SUPPLIED MATERIAL:
================================

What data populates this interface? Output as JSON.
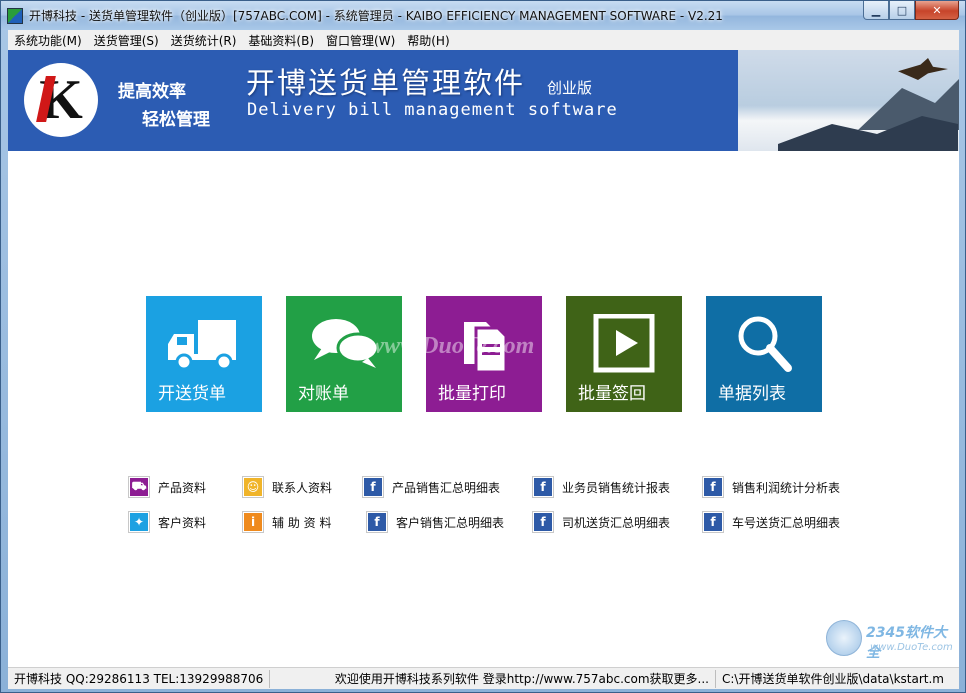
{
  "window": {
    "title": "开博科技 - 送货单管理软件（创业版）[757ABC.COM] - 系统管理员 - KAIBO EFFICIENCY MANAGEMENT SOFTWARE - V2.21",
    "min_glyph": "▁",
    "max_glyph": "□",
    "close_glyph": "✕"
  },
  "menu": {
    "items": [
      "系统功能(M)",
      "送货管理(S)",
      "送货统计(R)",
      "基础资料(B)",
      "窗口管理(W)",
      "帮助(H)"
    ]
  },
  "banner": {
    "logo_letter": "K",
    "slogan_line1": "提高效率",
    "slogan_line2": "轻松管理",
    "title": "开博送货单管理软件",
    "edition": "创业版",
    "subtitle": "Delivery bill management software"
  },
  "tiles": [
    {
      "label": "开送货单",
      "icon": "truck-icon",
      "color": "#1ba1e2"
    },
    {
      "label": "对账单",
      "icon": "chat-bubbles-icon",
      "color": "#22a046"
    },
    {
      "label": "批量打印",
      "icon": "documents-icon",
      "color": "#8d1d93"
    },
    {
      "label": "批量签回",
      "icon": "play-icon",
      "color": "#3f6317"
    },
    {
      "label": "单据列表",
      "icon": "search-icon",
      "color": "#0f6ea5"
    }
  ],
  "watermark": "www.DuoTe.com",
  "links": {
    "row1": [
      {
        "label": "产品资料",
        "icon": "cart-icon",
        "color": "#8d1d93"
      },
      {
        "label": "联系人资料",
        "icon": "contacts-icon",
        "color": "#f0b429"
      },
      {
        "label": "产品销售汇总明细表",
        "icon": "facebook-icon",
        "color": "#2e5aa7"
      },
      {
        "label": "业务员销售统计报表",
        "icon": "facebook-icon",
        "color": "#2e5aa7"
      },
      {
        "label": "销售利润统计分析表",
        "icon": "facebook-icon",
        "color": "#2e5aa7"
      }
    ],
    "row2": [
      {
        "label": "客户资料",
        "icon": "twitter-icon",
        "color": "#1da1e2"
      },
      {
        "label": "辅 助 资 料",
        "icon": "info-icon",
        "color": "#ef8a1d"
      },
      {
        "label": "客户销售汇总明细表",
        "icon": "facebook-icon",
        "color": "#2e5aa7"
      },
      {
        "label": "司机送货汇总明细表",
        "icon": "facebook-icon",
        "color": "#2e5aa7"
      },
      {
        "label": "车号送货汇总明细表",
        "icon": "facebook-icon",
        "color": "#2e5aa7"
      }
    ]
  },
  "corner_mark": {
    "brand": "2345软件大全",
    "url": "www.DuoTe.com"
  },
  "status": {
    "company": "开博科技 QQ:29286113 TEL:13929988706",
    "message": "欢迎使用开博科技系列软件   登录http://www.757abc.com获取更多...",
    "path": "C:\\开博送货单软件创业版\\data\\kstart.m"
  }
}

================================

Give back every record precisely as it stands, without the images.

TASK OUTPUT:
What data populates this interface? Output as JSON.
{
  "window": {
    "title": "开博科技 - 送货单管理软件（创业版）[757ABC.COM] - 系统管理员 - KAIBO EFFICIENCY MANAGEMENT SOFTWARE - V2.21",
    "min_glyph": "▁",
    "max_glyph": "□",
    "close_glyph": "✕"
  },
  "menu": {
    "items": [
      "系统功能(M)",
      "送货管理(S)",
      "送货统计(R)",
      "基础资料(B)",
      "窗口管理(W)",
      "帮助(H)"
    ]
  },
  "banner": {
    "logo_letter": "K",
    "slogan_line1": "提高效率",
    "slogan_line2": "轻松管理",
    "title": "开博送货单管理软件",
    "edition": "创业版",
    "subtitle": "Delivery bill management software"
  },
  "tiles": [
    {
      "label": "开送货单",
      "icon": "truck-icon",
      "color": "#1ba1e2"
    },
    {
      "label": "对账单",
      "icon": "chat-bubbles-icon",
      "color": "#22a046"
    },
    {
      "label": "批量打印",
      "icon": "documents-icon",
      "color": "#8d1d93"
    },
    {
      "label": "批量签回",
      "icon": "play-icon",
      "color": "#3f6317"
    },
    {
      "label": "单据列表",
      "icon": "search-icon",
      "color": "#0f6ea5"
    }
  ],
  "watermark": "www.DuoTe.com",
  "links": {
    "row1": [
      {
        "label": "产品资料",
        "icon": "cart-icon",
        "color": "#8d1d93"
      },
      {
        "label": "联系人资料",
        "icon": "contacts-icon",
        "color": "#f0b429"
      },
      {
        "label": "产品销售汇总明细表",
        "icon": "facebook-icon",
        "color": "#2e5aa7"
      },
      {
        "label": "业务员销售统计报表",
        "icon": "facebook-icon",
        "color": "#2e5aa7"
      },
      {
        "label": "销售利润统计分析表",
        "icon": "facebook-icon",
        "color": "#2e5aa7"
      }
    ],
    "row2": [
      {
        "label": "客户资料",
        "icon": "twitter-icon",
        "color": "#1da1e2"
      },
      {
        "label": "辅 助 资 料",
        "icon": "info-icon",
        "color": "#ef8a1d"
      },
      {
        "label": "客户销售汇总明细表",
        "icon": "facebook-icon",
        "color": "#2e5aa7"
      },
      {
        "label": "司机送货汇总明细表",
        "icon": "facebook-icon",
        "color": "#2e5aa7"
      },
      {
        "label": "车号送货汇总明细表",
        "icon": "facebook-icon",
        "color": "#2e5aa7"
      }
    ]
  },
  "corner_mark": {
    "brand": "2345软件大全",
    "url": "www.DuoTe.com"
  },
  "status": {
    "company": "开博科技 QQ:29286113 TEL:13929988706",
    "message": "欢迎使用开博科技系列软件   登录http://www.757abc.com获取更多...",
    "path": "C:\\开博送货单软件创业版\\data\\kstart.m"
  }
}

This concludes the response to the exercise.